─── Records provided ───

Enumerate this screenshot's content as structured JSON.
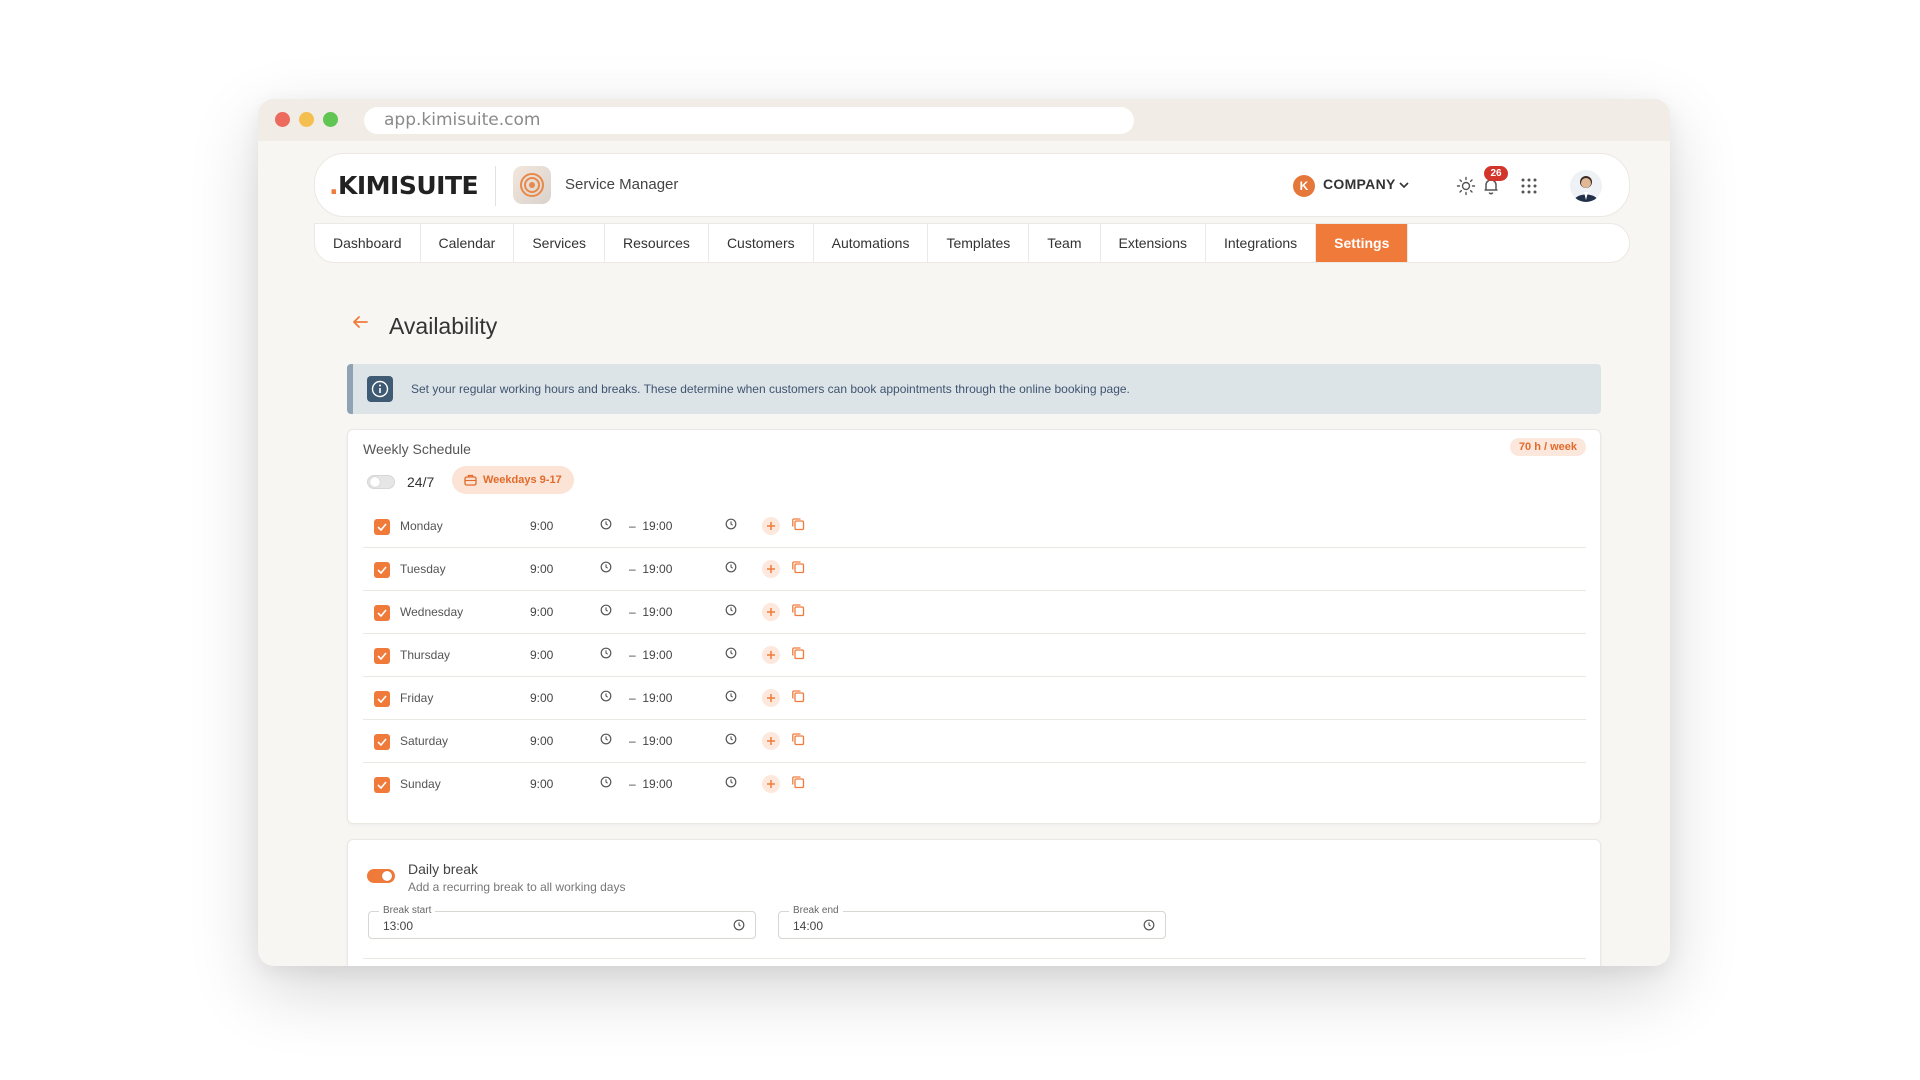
{
  "browser": {
    "url": "app.kimisuite.com"
  },
  "header": {
    "logo_dot": ".",
    "logo_text": "KIMISUITE",
    "app_name": "Service Manager",
    "company_initial": "K",
    "company_name": "COMPANY",
    "notification_count": "26"
  },
  "nav": {
    "tabs": [
      {
        "label": "Dashboard"
      },
      {
        "label": "Calendar"
      },
      {
        "label": "Services"
      },
      {
        "label": "Resources"
      },
      {
        "label": "Customers"
      },
      {
        "label": "Automations"
      },
      {
        "label": "Templates"
      },
      {
        "label": "Team"
      },
      {
        "label": "Extensions"
      },
      {
        "label": "Integrations"
      },
      {
        "label": "Settings",
        "active": true
      }
    ]
  },
  "page": {
    "title": "Availability",
    "info_text": "Set your regular working hours and breaks. These determine when customers can book appointments through the online booking page."
  },
  "weekly": {
    "title": "Weekly Schedule",
    "hours_badge": "70 h / week",
    "always_on_label": "24/7",
    "always_on_enabled": false,
    "preset_label": "Weekdays 9-17",
    "days": [
      {
        "name": "Monday",
        "checked": true,
        "start": "9:00",
        "separator": "–",
        "end": "19:00"
      },
      {
        "name": "Tuesday",
        "checked": true,
        "start": "9:00",
        "separator": "–",
        "end": "19:00"
      },
      {
        "name": "Wednesday",
        "checked": true,
        "start": "9:00",
        "separator": "–",
        "end": "19:00"
      },
      {
        "name": "Thursday",
        "checked": true,
        "start": "9:00",
        "separator": "–",
        "end": "19:00"
      },
      {
        "name": "Friday",
        "checked": true,
        "start": "9:00",
        "separator": "–",
        "end": "19:00"
      },
      {
        "name": "Saturday",
        "checked": true,
        "start": "9:00",
        "separator": "–",
        "end": "19:00"
      },
      {
        "name": "Sunday",
        "checked": true,
        "start": "9:00",
        "separator": "–",
        "end": "19:00"
      }
    ]
  },
  "daily_break": {
    "enabled": true,
    "title": "Daily break",
    "subtitle": "Add a recurring break to all working days",
    "start_label": "Break start",
    "start_value": "13:00",
    "end_label": "Break end",
    "end_value": "14:00"
  },
  "colors": {
    "accent": "#f07a3a",
    "info_bg": "#dde4e8",
    "info_icon": "#3f5a73",
    "badge_red": "#d2352b"
  },
  "icons": {
    "back": "arrow-left-icon",
    "info": "info-icon",
    "clock": "clock-icon",
    "add": "plus-icon",
    "copy": "copy-icon",
    "theme": "sun-icon",
    "notifications": "bell-icon",
    "apps": "grid-icon",
    "preset": "briefcase-icon"
  }
}
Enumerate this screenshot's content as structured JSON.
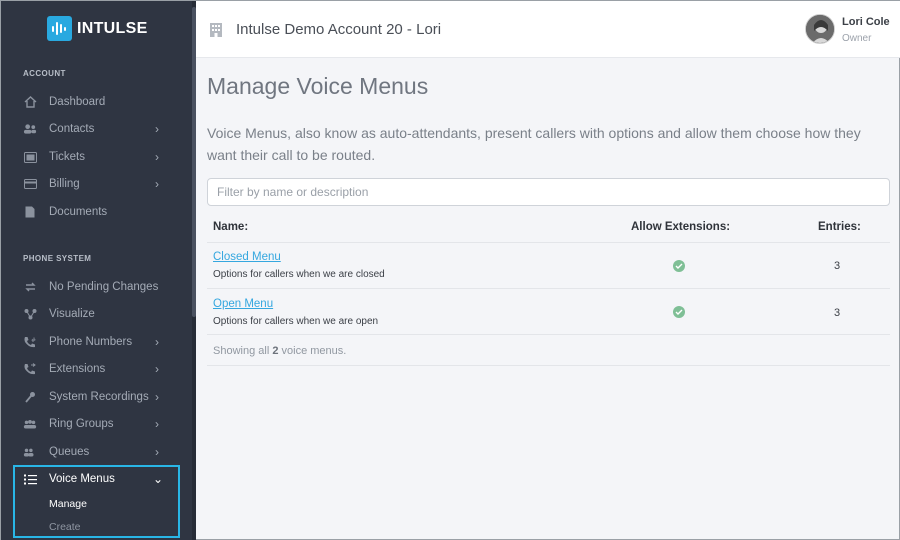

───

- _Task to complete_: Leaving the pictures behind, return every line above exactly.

- _Response area_:
Enumerate this screenshot's content as structured JSON.
{
  "browser": {
    "url": "app.kimisuite.com"
  },
  "header": {
    "logo_dot": ".",
    "logo_text": "KIMISUITE",
    "app_name": "Service Manager",
    "company_initial": "K",
    "company_name": "COMPANY",
    "notification_count": "26"
  },
  "nav": {
    "tabs": [
      {
        "label": "Dashboard"
      },
      {
        "label": "Calendar"
      },
      {
        "label": "Services"
      },
      {
        "label": "Resources"
      },
      {
        "label": "Customers"
      },
      {
        "label": "Automations"
      },
      {
        "label": "Templates"
      },
      {
        "label": "Team"
      },
      {
        "label": "Extensions"
      },
      {
        "label": "Integrations"
      },
      {
        "label": "Settings",
        "active": true
      }
    ]
  },
  "page": {
    "title": "Availability",
    "info_text": "Set your regular working hours and breaks. These determine when customers can book appointments through the online booking page."
  },
  "weekly": {
    "title": "Weekly Schedule",
    "hours_badge": "70 h / week",
    "always_on_label": "24/7",
    "always_on_enabled": false,
    "preset_label": "Weekdays 9-17",
    "days": [
      {
        "name": "Monday",
        "checked": true,
        "start": "9:00",
        "separator": "–",
        "end": "19:00"
      },
      {
        "name": "Tuesday",
        "checked": true,
        "start": "9:00",
        "separator": "–",
        "end": "19:00"
      },
      {
        "name": "Wednesday",
        "checked": true,
        "start": "9:00",
        "separator": "–",
        "end": "19:00"
      },
      {
        "name": "Thursday",
        "checked": true,
        "start": "9:00",
        "separator": "–",
        "end": "19:00"
      },
      {
        "name": "Friday",
        "checked": true,
        "start": "9:00",
        "separator": "–",
        "end": "19:00"
      },
      {
        "name": "Saturday",
        "checked": true,
        "start": "9:00",
        "separator": "–",
        "end": "19:00"
      },
      {
        "name": "Sunday",
        "checked": true,
        "start": "9:00",
        "separator": "–",
        "end": "19:00"
      }
    ]
  },
  "daily_break": {
    "enabled": true,
    "title": "Daily break",
    "subtitle": "Add a recurring break to all working days",
    "start_label": "Break start",
    "start_value": "13:00",
    "end_label": "Break end",
    "end_value": "14:00"
  },
  "colors": {
    "accent": "#f07a3a",
    "info_bg": "#dde4e8",
    "info_icon": "#3f5a73",
    "badge_red": "#d2352b"
  },
  "icons": {
    "back": "arrow-left-icon",
    "info": "info-icon",
    "clock": "clock-icon",
    "add": "plus-icon",
    "copy": "copy-icon",
    "theme": "sun-icon",
    "notifications": "bell-icon",
    "apps": "grid-icon",
    "preset": "briefcase-icon"
  }
}
Enumerate this screenshot's content as structured JSON.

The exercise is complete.